I have spoken with school administrators and children about the importance of a well-rounded education, which includes the arts. Most recently I have led virtual masterclasses through my initiative, Compose Her. I started this initiative to uplift women in music, but really the goal is to make sure everyone is equally empowered.
What can we do as a society to promote and advocate for the arts? How have you used your platform to advocate for the arts?
As a society we can encourage people of all backgrounds to be supporters of the arts. More importantly, there needs to be diversity in the arts. Supporting artists looks different for everyone. It can be in the form of sharing content of new artists, buying their art, and encouraging children to engage with the arts.
I’ve used my platform to advocate for the arts by partnering with numerous organizations and making sure that all children have access to the arts.
What inspired you to create the Compose Her project? What is the mission behind this program?
I understand the need to embrace gender diversity and racial diversity in the world of music. As a Black female composer, I want to increase the visibility of minority groups primarily in the classical music field.
Do you have any upcoming projects?
Currently I am working with several organizations to bring virtual music learning experiences to students all over the United States.
What does being powerful mean to you?

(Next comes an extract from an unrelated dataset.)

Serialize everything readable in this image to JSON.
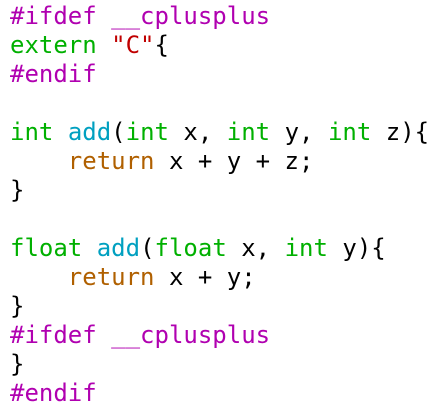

Being powerful to me means having courage. Anyone can seem or be powerful when everything is going perfectly. When life gets complicated or intimidating, that is when the true test comes along.